Dataset items:

Segment Open

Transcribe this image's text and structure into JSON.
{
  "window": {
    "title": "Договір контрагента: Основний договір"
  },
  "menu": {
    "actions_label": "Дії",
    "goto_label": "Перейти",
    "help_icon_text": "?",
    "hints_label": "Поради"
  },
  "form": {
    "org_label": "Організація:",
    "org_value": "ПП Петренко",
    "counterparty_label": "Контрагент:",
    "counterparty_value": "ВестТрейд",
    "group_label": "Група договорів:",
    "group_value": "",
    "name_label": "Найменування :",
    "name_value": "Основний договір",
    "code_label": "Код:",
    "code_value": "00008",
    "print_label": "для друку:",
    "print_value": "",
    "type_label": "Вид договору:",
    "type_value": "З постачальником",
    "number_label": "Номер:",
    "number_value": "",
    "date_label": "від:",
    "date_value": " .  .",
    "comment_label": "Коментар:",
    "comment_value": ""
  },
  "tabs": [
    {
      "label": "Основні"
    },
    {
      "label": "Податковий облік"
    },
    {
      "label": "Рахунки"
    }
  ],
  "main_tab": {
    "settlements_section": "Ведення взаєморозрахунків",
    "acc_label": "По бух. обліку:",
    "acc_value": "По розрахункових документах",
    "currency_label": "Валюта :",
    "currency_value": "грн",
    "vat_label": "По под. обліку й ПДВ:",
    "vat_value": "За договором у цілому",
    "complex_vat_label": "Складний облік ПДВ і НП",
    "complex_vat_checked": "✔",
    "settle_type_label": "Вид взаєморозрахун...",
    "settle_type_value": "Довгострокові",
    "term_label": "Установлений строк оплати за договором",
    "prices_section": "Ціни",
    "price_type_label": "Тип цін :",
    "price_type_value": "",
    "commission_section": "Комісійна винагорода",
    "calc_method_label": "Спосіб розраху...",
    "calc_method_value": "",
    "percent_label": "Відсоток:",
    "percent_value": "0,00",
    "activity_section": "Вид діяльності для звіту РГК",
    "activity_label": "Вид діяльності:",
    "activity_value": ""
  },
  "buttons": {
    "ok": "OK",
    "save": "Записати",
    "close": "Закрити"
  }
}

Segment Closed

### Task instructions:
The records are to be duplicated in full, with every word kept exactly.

### Answer to the exercise:
Transcribe this image's text and structure into JSON.
{
  "window": {
    "title": "Договір контрагента: Основний договір"
  },
  "menu": {
    "actions_label": "Дії",
    "goto_label": "Перейти",
    "help_icon_text": "?",
    "hints_label": "Поради"
  },
  "form": {
    "org_label": "Організація:",
    "org_value": "ПП Петренко",
    "counterparty_label": "Контрагент:",
    "counterparty_value": "ВестТрейд",
    "group_label": "Група договорів:",
    "group_value": "",
    "name_label": "Найменування :",
    "name_value": "Основний договір",
    "code_label": "Код:",
    "code_value": "00008",
    "print_label": "для друку:",
    "print_value": "",
    "type_label": "Вид договору:",
    "type_value": "З постачальником",
    "number_label": "Номер:",
    "number_value": "",
    "date_label": "від:",
    "date_value": " .  .",
    "comment_label": "Коментар:",
    "comment_value": ""
  },
  "tabs": [
    {
      "label": "Основні"
    },
    {
      "label": "Податковий облік"
    },
    {
      "label": "Рахунки"
    }
  ],
  "main_tab": {
    "settlements_section": "Ведення взаєморозрахунків",
    "acc_label": "По бух. обліку:",
    "acc_value": "По розрахункових документах",
    "currency_label": "Валюта :",
    "currency_value": "грн",
    "vat_label": "По под. обліку й ПДВ:",
    "vat_value": "За договором у цілому",
    "complex_vat_label": "Складний облік ПДВ і НП",
    "complex_vat_checked": "✔",
    "settle_type_label": "Вид взаєморозрахун...",
    "settle_type_value": "Довгострокові",
    "term_label": "Установлений строк оплати за договором",
    "prices_section": "Ціни",
    "price_type_label": "Тип цін :",
    "price_type_value": "",
    "commission_section": "Комісійна винагорода",
    "calc_method_label": "Спосіб розраху...",
    "calc_method_value": "",
    "percent_label": "Відсоток:",
    "percent_value": "0,00",
    "activity_section": "Вид діяльності для звіту РГК",
    "activity_label": "Вид діяльності:",
    "activity_value": ""
  },
  "buttons": {
    "ok": "OK",
    "save": "Записати",
    "close": "Закрити"
  }
}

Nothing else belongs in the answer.